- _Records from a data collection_
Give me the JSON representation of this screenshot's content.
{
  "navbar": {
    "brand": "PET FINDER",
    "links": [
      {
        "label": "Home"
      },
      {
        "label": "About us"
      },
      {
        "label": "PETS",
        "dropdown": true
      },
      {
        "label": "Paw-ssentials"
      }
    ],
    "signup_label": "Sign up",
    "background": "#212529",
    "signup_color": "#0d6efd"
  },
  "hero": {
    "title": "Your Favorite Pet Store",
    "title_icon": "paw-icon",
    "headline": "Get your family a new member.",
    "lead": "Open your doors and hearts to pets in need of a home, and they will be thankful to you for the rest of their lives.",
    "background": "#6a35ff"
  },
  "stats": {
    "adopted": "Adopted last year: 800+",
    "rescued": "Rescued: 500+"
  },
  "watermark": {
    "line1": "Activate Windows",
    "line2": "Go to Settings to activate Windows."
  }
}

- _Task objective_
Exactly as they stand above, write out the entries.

- _Exercise result_
Give me the JSON representation of this screenshot's content.
{
  "navbar": {
    "brand": "PET FINDER",
    "links": [
      {
        "label": "Home"
      },
      {
        "label": "About us"
      },
      {
        "label": "PETS",
        "dropdown": true
      },
      {
        "label": "Paw-ssentials"
      }
    ],
    "signup_label": "Sign up",
    "background": "#212529",
    "signup_color": "#0d6efd"
  },
  "hero": {
    "title": "Your Favorite Pet Store",
    "title_icon": "paw-icon",
    "headline": "Get your family a new member.",
    "lead": "Open your doors and hearts to pets in need of a home, and they will be thankful to you for the rest of their lives.",
    "background": "#6a35ff"
  },
  "stats": {
    "adopted": "Adopted last year: 800+",
    "rescued": "Rescued: 500+"
  },
  "watermark": {
    "line1": "Activate Windows",
    "line2": "Go to Settings to activate Windows."
  }
}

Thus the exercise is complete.